(Exercise input Opens)

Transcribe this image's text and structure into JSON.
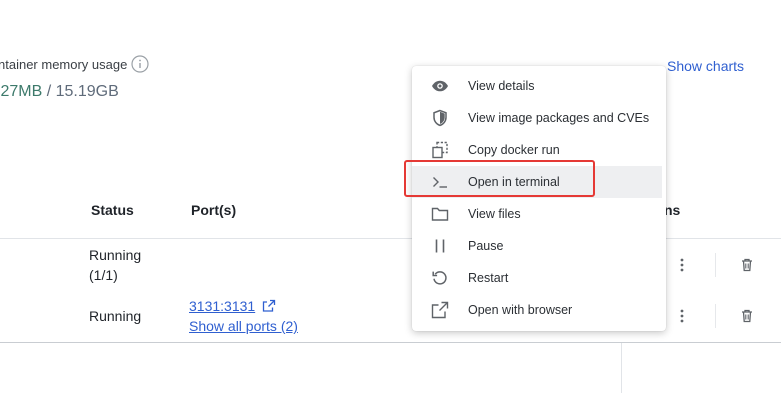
{
  "summary": {
    "memory_label": "ntainer memory usage",
    "memory_used": ".27MB",
    "memory_separator": " / ",
    "memory_total": "15.19GB",
    "show_charts_label": "Show charts"
  },
  "table": {
    "columns": {
      "status": "Status",
      "ports": "Port(s)",
      "actions": "ns"
    },
    "rows": [
      {
        "status_line1": "Running",
        "status_line2": "(1/1)"
      },
      {
        "status": "Running",
        "port": "3131:3131",
        "show_all_ports": "Show all ports (2)"
      }
    ]
  },
  "context_menu": {
    "items": [
      {
        "label": "View details",
        "icon": "eye-icon"
      },
      {
        "label": "View image packages and CVEs",
        "icon": "shield-icon"
      },
      {
        "label": "Copy docker run",
        "icon": "copy-icon"
      },
      {
        "label": "Open in terminal",
        "icon": "terminal-icon",
        "highlighted": true
      },
      {
        "label": "View files",
        "icon": "folder-icon"
      },
      {
        "label": "Pause",
        "icon": "pause-icon"
      },
      {
        "label": "Restart",
        "icon": "restart-icon"
      },
      {
        "label": "Open with browser",
        "icon": "external-link-icon"
      }
    ]
  },
  "colors": {
    "link": "#2f5fd0",
    "memory_used": "#3d7a6b",
    "annotation_box": "#e53935",
    "menu_highlight": "#eeeff1"
  }
}
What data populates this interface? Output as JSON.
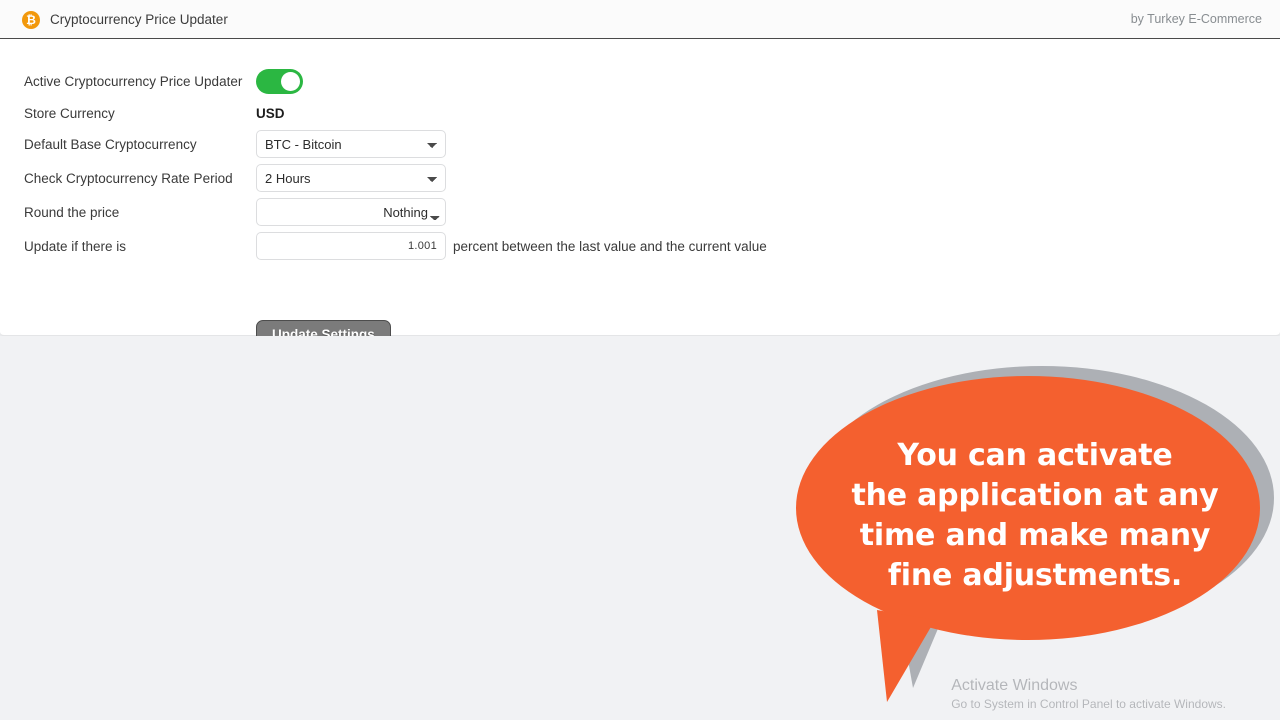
{
  "header": {
    "icon": "bitcoin-icon",
    "icon_glyph": "₿",
    "title": "Cryptocurrency Price Updater",
    "credit": "by Turkey E-Commerce",
    "icon_color": "#f2980c"
  },
  "form": {
    "rows": [
      {
        "label": "Active Cryptocurrency Price Updater",
        "type": "toggle",
        "value": "on"
      },
      {
        "label": "Store Currency",
        "type": "static",
        "value": "USD"
      },
      {
        "label": "Default Base Cryptocurrency",
        "type": "select",
        "value": "BTC - Bitcoin"
      },
      {
        "label": "Check Cryptocurrency Rate Period",
        "type": "select",
        "value": "2 Hours"
      },
      {
        "label": "Round the price",
        "type": "select-right",
        "value": "Nothing"
      },
      {
        "label": "Update if there is",
        "type": "number",
        "value": "1.001",
        "suffix": "percent between the last value and the current value"
      }
    ],
    "submit_label": "Update Settings"
  },
  "bubble": {
    "text": "You can activate the application at any time and make many fine adjustments.",
    "line1": "You can activate",
    "line2": "the application at any",
    "line3": "time and make many",
    "line4": "fine adjustments.",
    "fill_color": "#f4602f",
    "shadow_color": "#adb0b5"
  },
  "watermark": {
    "title": "Activate Windows",
    "subtitle": "Go to System in Control Panel to activate Windows."
  }
}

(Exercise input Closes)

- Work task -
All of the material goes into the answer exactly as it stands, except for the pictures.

- Solution for this task -
Transcribe this image's text and structure into JSON.
{
  "summary": {
    "memory_label": "ntainer memory usage",
    "memory_used": ".27MB",
    "memory_separator": " / ",
    "memory_total": "15.19GB",
    "show_charts_label": "Show charts"
  },
  "table": {
    "columns": {
      "status": "Status",
      "ports": "Port(s)",
      "actions": "ns"
    },
    "rows": [
      {
        "status_line1": "Running",
        "status_line2": "(1/1)"
      },
      {
        "status": "Running",
        "port": "3131:3131",
        "show_all_ports": "Show all ports (2)"
      }
    ]
  },
  "context_menu": {
    "items": [
      {
        "label": "View details",
        "icon": "eye-icon"
      },
      {
        "label": "View image packages and CVEs",
        "icon": "shield-icon"
      },
      {
        "label": "Copy docker run",
        "icon": "copy-icon"
      },
      {
        "label": "Open in terminal",
        "icon": "terminal-icon",
        "highlighted": true
      },
      {
        "label": "View files",
        "icon": "folder-icon"
      },
      {
        "label": "Pause",
        "icon": "pause-icon"
      },
      {
        "label": "Restart",
        "icon": "restart-icon"
      },
      {
        "label": "Open with browser",
        "icon": "external-link-icon"
      }
    ]
  },
  "colors": {
    "link": "#2f5fd0",
    "memory_used": "#3d7a6b",
    "annotation_box": "#e53935",
    "menu_highlight": "#eeeff1"
  }
}
What data populates this interface? Output as JSON.
{
  "header": {
    "icon": "bitcoin-icon",
    "icon_glyph": "₿",
    "title": "Cryptocurrency Price Updater",
    "credit": "by Turkey E-Commerce",
    "icon_color": "#f2980c"
  },
  "form": {
    "rows": [
      {
        "label": "Active Cryptocurrency Price Updater",
        "type": "toggle",
        "value": "on"
      },
      {
        "label": "Store Currency",
        "type": "static",
        "value": "USD"
      },
      {
        "label": "Default Base Cryptocurrency",
        "type": "select",
        "value": "BTC - Bitcoin"
      },
      {
        "label": "Check Cryptocurrency Rate Period",
        "type": "select",
        "value": "2 Hours"
      },
      {
        "label": "Round the price",
        "type": "select-right",
        "value": "Nothing"
      },
      {
        "label": "Update if there is",
        "type": "number",
        "value": "1.001",
        "suffix": "percent between the last value and the current value"
      }
    ],
    "submit_label": "Update Settings"
  },
  "bubble": {
    "text": "You can activate the application at any time and make many fine adjustments.",
    "line1": "You can activate",
    "line2": "the application at any",
    "line3": "time and make many",
    "line4": "fine adjustments.",
    "fill_color": "#f4602f",
    "shadow_color": "#adb0b5"
  },
  "watermark": {
    "title": "Activate Windows",
    "subtitle": "Go to System in Control Panel to activate Windows."
  }
}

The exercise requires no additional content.